Although Research Shows Medical Mariuana Works, Critics Say California Center's Research Is Flawed
By Kathleen Doheny, WebMD Health News
Reviewed by Louise Chang, MD
Marijuana can be a promising treatment for some specific, pain-related medical conditions, according to California researchers who presented an update of their findings Wednesday to the California Legislature and also released them to the public.
"I think the evidence is getting better and better that marijuana, or the constituents of cannabis, are useful at least in the adjunctive treatment of neuropathy," Igor Grant, MD, executive vice-chairman of the department of psychiatry at the University of California San Diego School of Medicine and director of the Center for Medicinal Cannabis Research at the University of California, tells WebMD.
"We don't know if it's a front-line treatment. I'm hoping the results of our studies will prompt larger-scale studies that involve a much more varied population."
"This [report given to the Legislature] sets the stage of larger-scale studies,'' he says.
Some experts who reviewed the report say some of the studies are flawed and that they worry about the long-term health effects of marijuana smoke.
Perspective: Medical Marijuana Research
by Neal McNamara
Shane Gustafson came into the business of selling vaporizer machines for use with medical marijuana was because of a sick family member.
Gustafson’s 60-year-old father was using medical marijuana for various ailments. But it got to a point where the side effects of smoked marijuana became unbearable, so his father asked if there was another way to ingest it.
“He was ready to quit,” Gustafson said. “Then he asked me to do research into vaporizer machines.”
After two months of researching the machines, which are manufactured for aromatherapy, Gustafson found and bought one for his father and eventually one for himself.

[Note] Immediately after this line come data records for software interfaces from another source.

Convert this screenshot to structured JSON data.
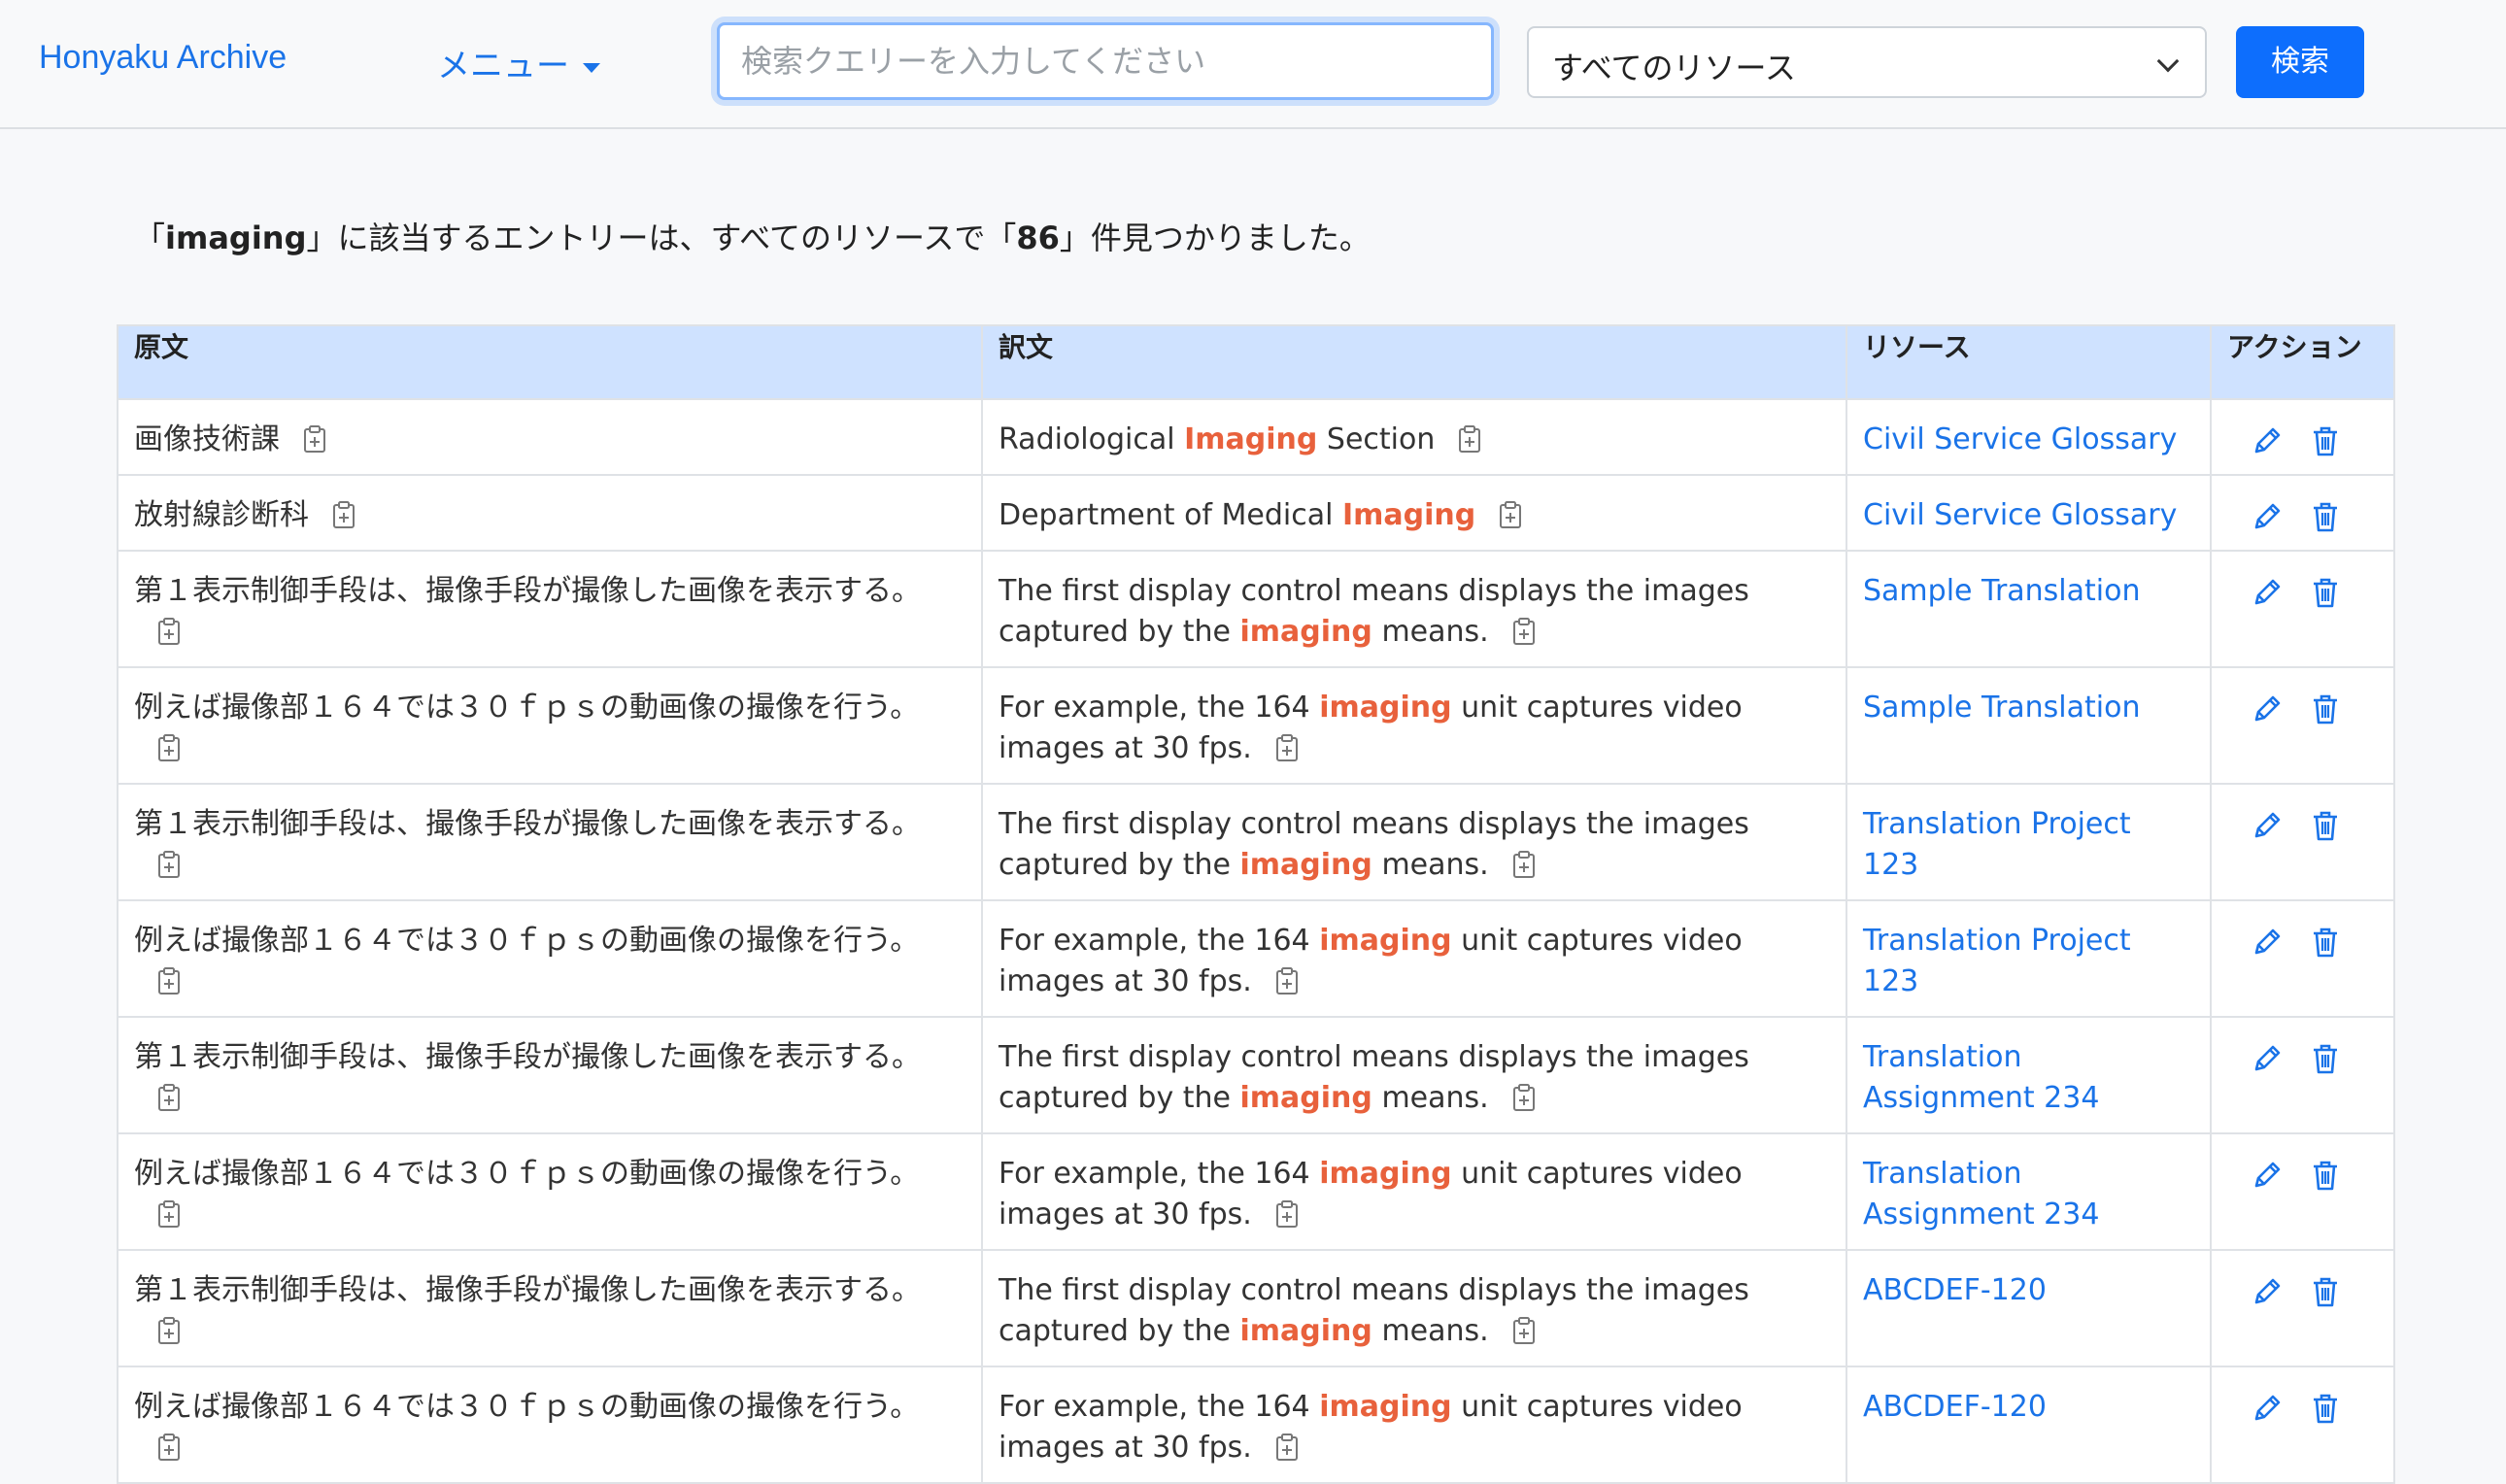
{
  "header": {
    "brand": "Honyaku Archive",
    "menu_label": "メニュー",
    "search_placeholder": "検索クエリーを入力してください",
    "resource_select_value": "すべてのリソース",
    "search_button": "検索"
  },
  "summary": {
    "prefix": "「",
    "query": "imaging",
    "middle": "」に該当するエントリーは、すべてのリソースで「",
    "count": "86",
    "suffix": "」件見つかりました。"
  },
  "table": {
    "headers": [
      "原文",
      "訳文",
      "リソース",
      "アクション"
    ],
    "rows": [
      {
        "source": "画像技術課",
        "target_before": "Radiological ",
        "target_hl": "Imaging",
        "target_after": " Section",
        "resource": "Civil Service Glossary"
      },
      {
        "source": "放射線診断科",
        "target_before": "Department of Medical ",
        "target_hl": "Imaging",
        "target_after": "",
        "resource": "Civil Service Glossary"
      },
      {
        "source": "第１表示制御手段は、撮像手段が撮像した画像を表示する。",
        "target_before": "The first display control means displays the images captured by the ",
        "target_hl": "imaging",
        "target_after": " means.",
        "resource": "Sample Translation"
      },
      {
        "source": "例えば撮像部１６４では３０ｆｐｓの動画像の撮像を行う。",
        "target_before": "For example, the 164 ",
        "target_hl": "imaging",
        "target_after": " unit captures video images at 30 fps.",
        "resource": "Sample Translation"
      },
      {
        "source": "第１表示制御手段は、撮像手段が撮像した画像を表示する。",
        "target_before": "The first display control means displays the images captured by the ",
        "target_hl": "imaging",
        "target_after": " means.",
        "resource": "Translation Project 123"
      },
      {
        "source": "例えば撮像部１６４では３０ｆｐｓの動画像の撮像を行う。",
        "target_before": "For example, the 164 ",
        "target_hl": "imaging",
        "target_after": " unit captures video images at 30 fps.",
        "resource": "Translation Project 123"
      },
      {
        "source": "第１表示制御手段は、撮像手段が撮像した画像を表示する。",
        "target_before": "The first display control means displays the images captured by the ",
        "target_hl": "imaging",
        "target_after": " means.",
        "resource": "Translation Assignment 234"
      },
      {
        "source": "例えば撮像部１６４では３０ｆｐｓの動画像の撮像を行う。",
        "target_before": "For example, the 164 ",
        "target_hl": "imaging",
        "target_after": " unit captures video images at 30 fps.",
        "resource": "Translation Assignment 234"
      },
      {
        "source": "第１表示制御手段は、撮像手段が撮像した画像を表示する。",
        "target_before": "The first display control means displays the images captured by the ",
        "target_hl": "imaging",
        "target_after": " means.",
        "resource": "ABCDEF-120"
      },
      {
        "source": "例えば撮像部１６４では３０ｆｐｓの動画像の撮像を行う。",
        "target_before": "For example, the 164 ",
        "target_hl": "imaging",
        "target_after": " unit captures video images at 30 fps.",
        "resource": "ABCDEF-120"
      }
    ]
  },
  "icons": {
    "copy": "clipboard-plus-icon",
    "edit": "pencil-icon",
    "delete": "trash-icon"
  },
  "colors": {
    "accent": "#1a73e8",
    "highlight": "#e8613c",
    "header_bg": "#cfe2ff",
    "button": "#0d6efd"
  }
}
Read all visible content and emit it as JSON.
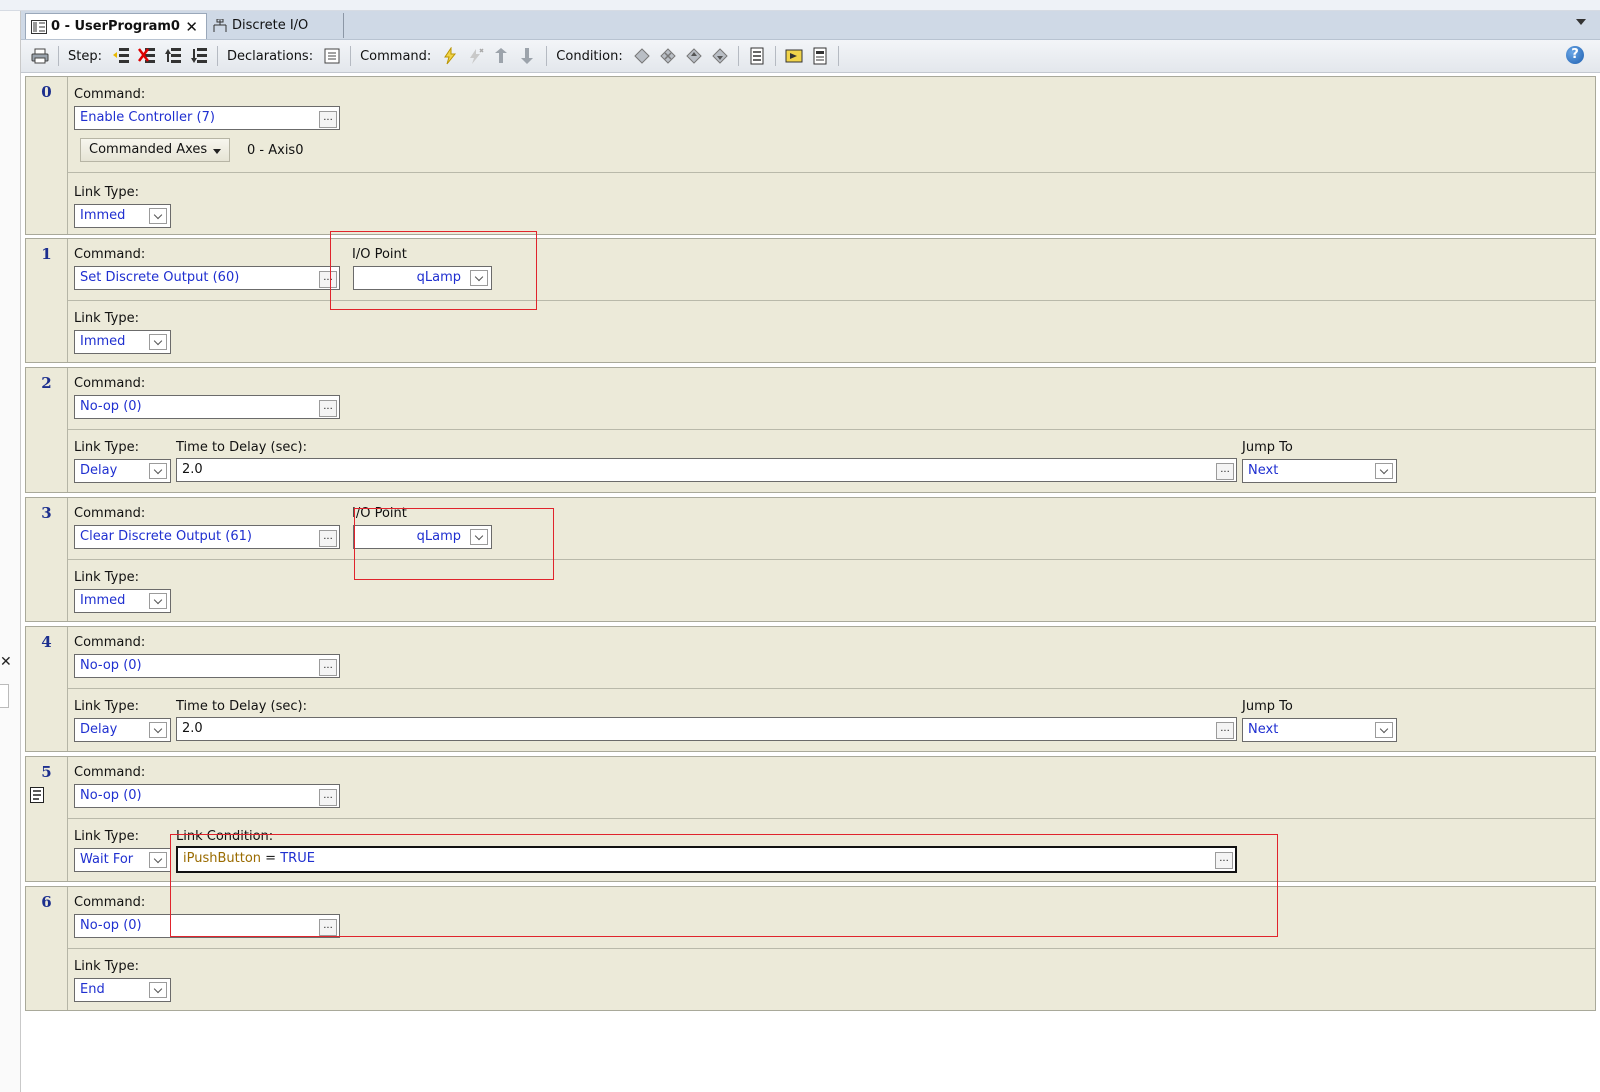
{
  "tabs": [
    {
      "label": "0 - UserProgram0",
      "active": true
    },
    {
      "label": "Discrete I/O",
      "active": false
    }
  ],
  "toolbar": {
    "step_label": "Step:",
    "declarations_label": "Declarations:",
    "command_label": "Command:",
    "condition_label": "Condition:",
    "help": "?"
  },
  "labels": {
    "command": "Command:",
    "link_type": "Link Type:",
    "io_point": "I/O Point",
    "time_to_delay": "Time to Delay (sec):",
    "jump_to": "Jump To",
    "link_condition": "Link Condition:",
    "ellipsis": "..."
  },
  "steps": [
    {
      "num": "0",
      "command": "Enable Controller (7)",
      "commanded_axes_label": "Commanded Axes",
      "commanded_axes_value": "0 - Axis0",
      "link_type": "Immed"
    },
    {
      "num": "1",
      "command": "Set Discrete Output (60)",
      "io_point": "qLamp",
      "link_type": "Immed"
    },
    {
      "num": "2",
      "command": "No-op (0)",
      "link_type": "Delay",
      "delay": "2.0",
      "jump_to": "Next"
    },
    {
      "num": "3",
      "command": "Clear Discrete Output (61)",
      "io_point": "qLamp",
      "link_type": "Immed"
    },
    {
      "num": "4",
      "command": "No-op (0)",
      "link_type": "Delay",
      "delay": "2.0",
      "jump_to": "Next"
    },
    {
      "num": "5",
      "command": "No-op (0)",
      "link_type": "Wait For",
      "condition": {
        "variable": "iPushButton",
        "operator": "=",
        "value": "TRUE"
      }
    },
    {
      "num": "6",
      "command": "No-op (0)",
      "link_type": "End"
    }
  ],
  "colors": {
    "highlight": "#e0242c",
    "field_text": "#1f2fd0",
    "step_bg": "#ecead9",
    "step_number": "#1c2f8e"
  }
}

“I became a true believer,” he said. “I saw the relief my father got out of it. So, I got a hold of the manufacturer.”